John Maynard Keynes, Baron Keynes of Tilton, CB FBA (5 June 1883 – 21 April 1946), was a British economist whose ideas have profoundly affected the theory and practice of modern macroeconomics, as well as the economic policies of governments. He greatly refined earlier work on the causes of business cycles, and advocated the use of fiscal and monetary measures to mitigate the adverse effects of economic recessions and depressions. His ideas are the basis for the school of thought known as Keynesian economics, as well as its various offshoots.
Keynes is widely considered to be one of the founders of modern macroeconomics, and to be the most influential economist of the 20th century. In 1999, Time magazine included Keynes in their list of the 100 most important and influential people of the 20th century, commenting that: "His radical idea that governments should spend money they don't have may have saved capitalism." In addition to being an economist, Keynes was also a civil servant, a director of the Bank of England, a patron of the arts and an art collector, a part of the Bloomsbury Group of intellectuals, an advisor to several charitable trusts, a writer, a private investor, and a farmer.

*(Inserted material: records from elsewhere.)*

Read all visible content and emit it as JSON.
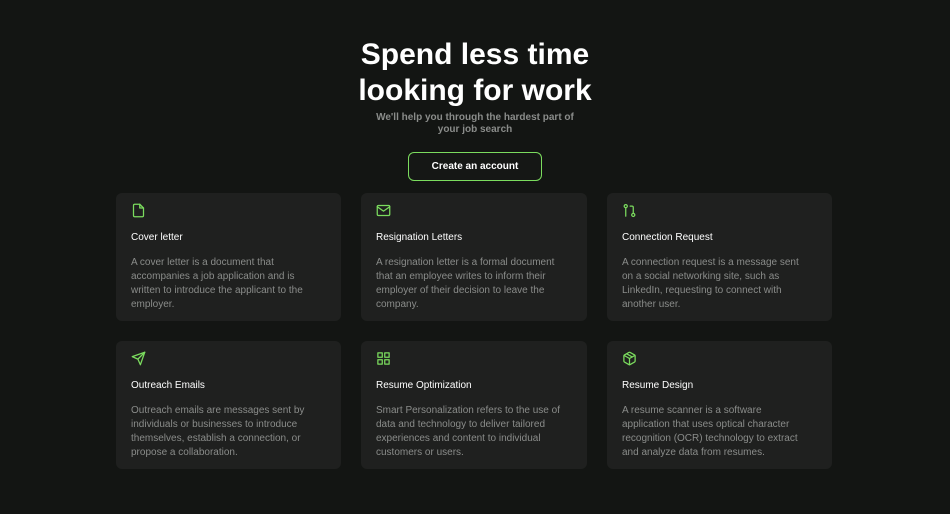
{
  "hero": {
    "title": "Spend less time looking for work",
    "subtitle": "We'll help you through the hardest part of your job search",
    "cta_label": "Create an account"
  },
  "colors": {
    "background": "#131513",
    "card": "#1f201f",
    "accent": "#7bdc5e",
    "muted_text": "#8a8c8a"
  },
  "features": [
    {
      "icon": "file-icon",
      "title": "Cover letter",
      "description": "A cover letter is a document that accompanies a job application and is written to introduce the applicant to the employer."
    },
    {
      "icon": "mail-icon",
      "title": "Resignation Letters",
      "description": "A resignation letter is a formal document that an employee writes to inform their employer of their decision to leave the company."
    },
    {
      "icon": "git-pull-request-icon",
      "title": "Connection Request",
      "description": "A connection request is a message sent on a social networking site, such as LinkedIn, requesting to connect with another user."
    },
    {
      "icon": "send-icon",
      "title": "Outreach Emails",
      "description": "Outreach emails are messages sent by individuals or businesses to introduce themselves, establish a connection, or propose a collaboration."
    },
    {
      "icon": "grid-icon",
      "title": "Resume Optimization",
      "description": "Smart Personalization refers to the use of data and technology to deliver tailored experiences and content to individual customers or users."
    },
    {
      "icon": "box-icon",
      "title": "Resume Design",
      "description": "A resume scanner is a software application that uses optical character recognition (OCR) technology to extract and analyze data from resumes."
    }
  ]
}
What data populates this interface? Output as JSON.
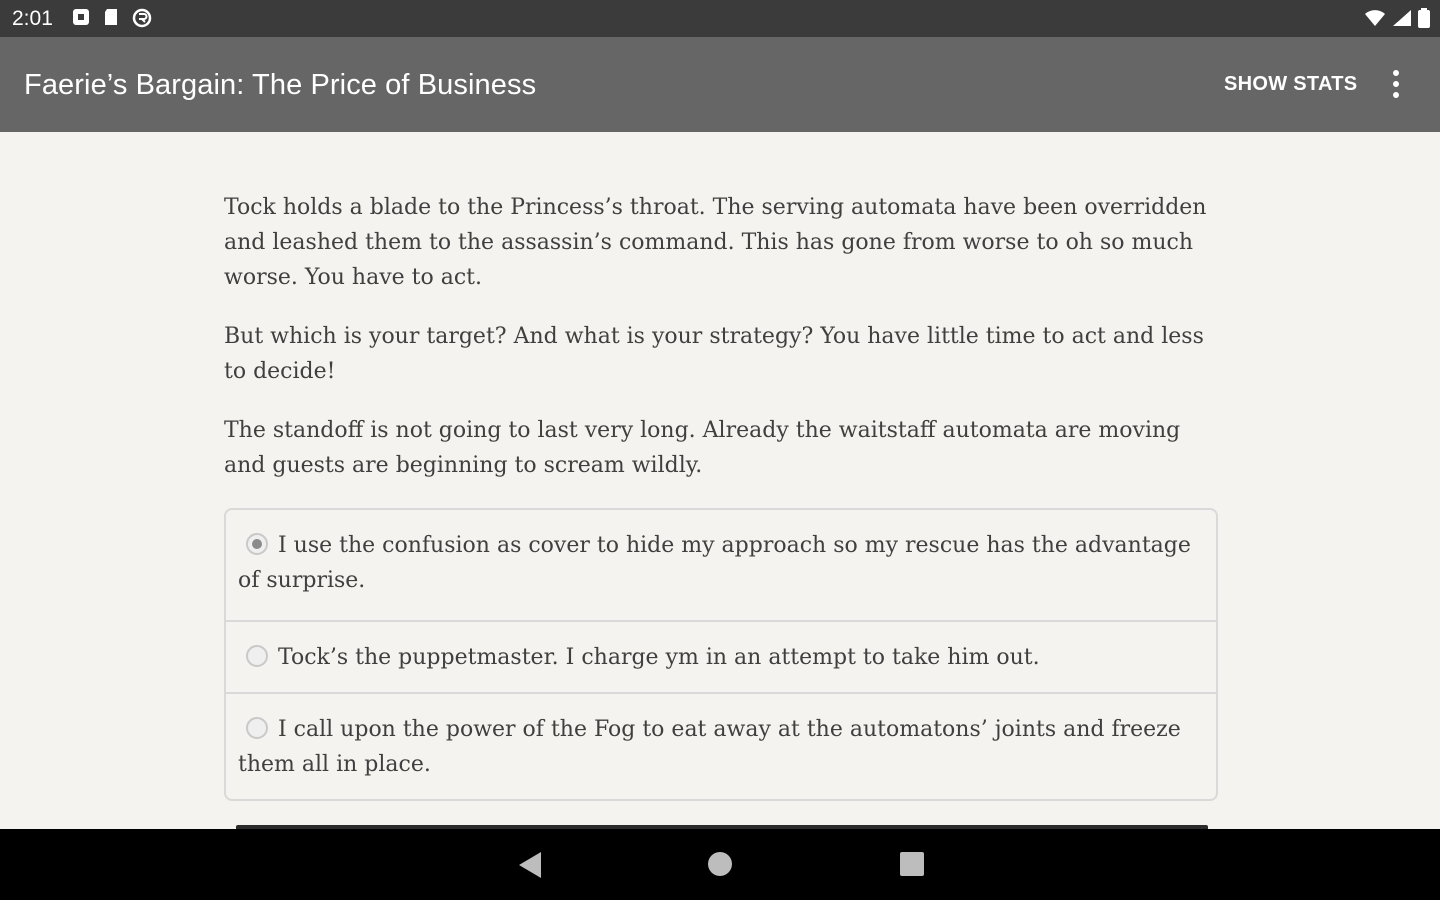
{
  "status_bar": {
    "time": "2:01",
    "left_icons": [
      "notification-icon",
      "sd-card-icon",
      "sync-icon"
    ],
    "right_icons": [
      "wifi-icon",
      "cell-signal-icon",
      "battery-icon"
    ]
  },
  "app_bar": {
    "title": "Faerie’s Bargain: The Price of Business",
    "show_stats_label": "SHOW STATS",
    "overflow_icon": "more-vert-icon"
  },
  "story": {
    "paragraphs": [
      "Tock holds a blade to the Princess’s throat. The serving automata have been overridden and leashed them to the assassin’s command. This has gone from worse to oh so much worse. You have to act.",
      "But which is your target? And what is your strategy? You have little time to act and less to decide!",
      "The standoff is not going to last very long. Already the waitstaff automata are moving and guests are beginning to scream wildly."
    ]
  },
  "choices": [
    {
      "label": "I use the confusion as cover to hide my approach so my rescue has the advantage of surprise.",
      "selected": true
    },
    {
      "label": "Tock’s the puppetmaster. I charge ym in an attempt to take him out.",
      "selected": false
    },
    {
      "label": "I call upon the power of the Fog to eat away at the automatons’ joints and freeze them all in place.",
      "selected": false
    }
  ],
  "nav_bar": {
    "icons": [
      "back-icon",
      "home-icon",
      "recents-icon"
    ]
  },
  "colors": {
    "status_bar": "#3b3b3b",
    "app_bar": "#666666",
    "background": "#f5f3ef",
    "text": "#3f3f3f",
    "nav_bar": "#000000"
  }
}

Source: Wikipedia, "John Maynard Keynes", available under the CC-BY-SA License.